Website and app data records
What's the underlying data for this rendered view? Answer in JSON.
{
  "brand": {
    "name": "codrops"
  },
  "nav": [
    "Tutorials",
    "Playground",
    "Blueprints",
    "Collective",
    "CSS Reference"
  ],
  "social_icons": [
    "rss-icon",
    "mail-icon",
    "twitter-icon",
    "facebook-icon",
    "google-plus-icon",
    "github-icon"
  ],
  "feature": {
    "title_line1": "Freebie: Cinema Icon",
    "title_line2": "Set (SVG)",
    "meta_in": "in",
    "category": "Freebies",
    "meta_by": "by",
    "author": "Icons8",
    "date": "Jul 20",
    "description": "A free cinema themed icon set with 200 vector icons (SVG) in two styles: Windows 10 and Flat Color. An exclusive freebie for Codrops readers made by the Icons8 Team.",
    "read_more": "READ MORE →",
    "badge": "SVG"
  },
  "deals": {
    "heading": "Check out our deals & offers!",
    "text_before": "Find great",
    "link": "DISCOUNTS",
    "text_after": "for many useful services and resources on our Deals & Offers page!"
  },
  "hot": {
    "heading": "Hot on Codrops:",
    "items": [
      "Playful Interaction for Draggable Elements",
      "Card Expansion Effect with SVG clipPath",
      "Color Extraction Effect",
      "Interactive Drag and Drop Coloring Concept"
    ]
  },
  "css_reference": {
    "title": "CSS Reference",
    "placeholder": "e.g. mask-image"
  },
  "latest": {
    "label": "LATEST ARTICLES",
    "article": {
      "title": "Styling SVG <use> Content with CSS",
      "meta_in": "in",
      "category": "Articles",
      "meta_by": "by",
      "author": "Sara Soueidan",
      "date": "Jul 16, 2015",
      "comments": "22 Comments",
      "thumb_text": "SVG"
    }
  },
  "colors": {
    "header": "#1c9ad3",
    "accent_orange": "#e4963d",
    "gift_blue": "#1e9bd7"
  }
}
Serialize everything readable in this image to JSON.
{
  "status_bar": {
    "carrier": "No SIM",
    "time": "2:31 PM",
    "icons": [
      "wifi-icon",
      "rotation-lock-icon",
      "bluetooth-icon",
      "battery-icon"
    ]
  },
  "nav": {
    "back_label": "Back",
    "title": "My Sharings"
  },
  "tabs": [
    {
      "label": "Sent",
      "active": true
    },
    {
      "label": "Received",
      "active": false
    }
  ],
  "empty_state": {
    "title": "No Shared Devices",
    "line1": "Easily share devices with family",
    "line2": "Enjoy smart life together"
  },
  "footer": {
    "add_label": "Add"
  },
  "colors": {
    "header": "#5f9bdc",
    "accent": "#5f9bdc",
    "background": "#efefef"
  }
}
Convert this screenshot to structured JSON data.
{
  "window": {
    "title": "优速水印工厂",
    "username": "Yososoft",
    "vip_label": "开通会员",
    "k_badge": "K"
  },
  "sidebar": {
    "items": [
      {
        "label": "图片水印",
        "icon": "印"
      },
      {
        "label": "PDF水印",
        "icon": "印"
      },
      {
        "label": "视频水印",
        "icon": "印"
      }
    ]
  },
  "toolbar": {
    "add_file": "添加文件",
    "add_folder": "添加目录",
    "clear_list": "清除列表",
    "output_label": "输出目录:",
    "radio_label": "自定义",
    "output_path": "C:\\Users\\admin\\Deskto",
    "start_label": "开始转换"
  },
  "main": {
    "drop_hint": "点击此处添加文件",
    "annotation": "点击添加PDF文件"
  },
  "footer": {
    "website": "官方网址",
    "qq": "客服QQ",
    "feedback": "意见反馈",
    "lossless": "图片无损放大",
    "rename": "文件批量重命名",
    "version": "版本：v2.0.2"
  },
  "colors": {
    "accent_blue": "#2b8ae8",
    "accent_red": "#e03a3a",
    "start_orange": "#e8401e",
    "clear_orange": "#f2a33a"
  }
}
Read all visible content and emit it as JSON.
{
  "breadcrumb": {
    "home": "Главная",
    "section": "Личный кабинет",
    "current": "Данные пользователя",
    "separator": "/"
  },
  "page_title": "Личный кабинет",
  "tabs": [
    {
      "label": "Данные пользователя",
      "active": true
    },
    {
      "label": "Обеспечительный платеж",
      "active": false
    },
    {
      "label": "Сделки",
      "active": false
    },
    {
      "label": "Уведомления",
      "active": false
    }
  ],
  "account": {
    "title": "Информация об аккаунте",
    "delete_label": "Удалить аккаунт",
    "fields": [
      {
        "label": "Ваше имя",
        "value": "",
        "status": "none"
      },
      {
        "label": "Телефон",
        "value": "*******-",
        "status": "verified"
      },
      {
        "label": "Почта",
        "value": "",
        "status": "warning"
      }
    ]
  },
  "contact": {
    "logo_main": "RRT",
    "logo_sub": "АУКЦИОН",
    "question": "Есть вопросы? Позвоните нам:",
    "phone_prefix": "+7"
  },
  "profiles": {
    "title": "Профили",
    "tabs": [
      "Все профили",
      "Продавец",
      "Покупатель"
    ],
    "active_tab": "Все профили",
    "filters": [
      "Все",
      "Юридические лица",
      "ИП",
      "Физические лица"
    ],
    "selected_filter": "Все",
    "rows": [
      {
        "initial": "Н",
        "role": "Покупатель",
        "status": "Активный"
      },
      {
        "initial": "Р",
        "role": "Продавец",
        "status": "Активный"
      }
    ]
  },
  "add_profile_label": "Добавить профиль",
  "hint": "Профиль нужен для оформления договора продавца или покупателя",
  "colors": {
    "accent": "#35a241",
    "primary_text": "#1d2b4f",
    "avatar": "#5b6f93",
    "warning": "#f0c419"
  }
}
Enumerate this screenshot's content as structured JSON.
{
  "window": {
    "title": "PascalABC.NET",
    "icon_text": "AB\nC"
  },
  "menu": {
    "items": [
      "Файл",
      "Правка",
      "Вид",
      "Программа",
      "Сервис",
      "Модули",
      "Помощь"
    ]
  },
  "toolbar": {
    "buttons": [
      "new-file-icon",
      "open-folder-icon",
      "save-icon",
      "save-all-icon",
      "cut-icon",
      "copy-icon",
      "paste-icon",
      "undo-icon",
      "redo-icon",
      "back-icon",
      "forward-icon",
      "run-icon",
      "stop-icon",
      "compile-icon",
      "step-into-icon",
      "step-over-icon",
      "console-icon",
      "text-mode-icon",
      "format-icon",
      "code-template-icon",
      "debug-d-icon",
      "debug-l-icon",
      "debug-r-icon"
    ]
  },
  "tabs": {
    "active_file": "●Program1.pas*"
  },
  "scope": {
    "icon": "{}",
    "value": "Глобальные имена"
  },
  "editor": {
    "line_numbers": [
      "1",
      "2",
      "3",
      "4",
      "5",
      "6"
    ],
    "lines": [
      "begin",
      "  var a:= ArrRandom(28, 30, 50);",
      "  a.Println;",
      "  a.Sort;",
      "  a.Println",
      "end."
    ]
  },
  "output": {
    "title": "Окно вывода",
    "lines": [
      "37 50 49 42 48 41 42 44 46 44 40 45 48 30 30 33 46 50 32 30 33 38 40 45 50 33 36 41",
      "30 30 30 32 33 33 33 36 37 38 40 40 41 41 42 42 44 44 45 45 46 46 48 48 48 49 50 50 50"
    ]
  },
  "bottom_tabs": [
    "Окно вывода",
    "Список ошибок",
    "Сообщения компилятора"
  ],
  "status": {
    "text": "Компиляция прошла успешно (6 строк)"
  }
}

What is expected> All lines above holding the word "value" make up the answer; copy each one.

Written answer>
        "value": "",
        "value": "*******-",
        "value": "",
    "value": "Глобальные имена"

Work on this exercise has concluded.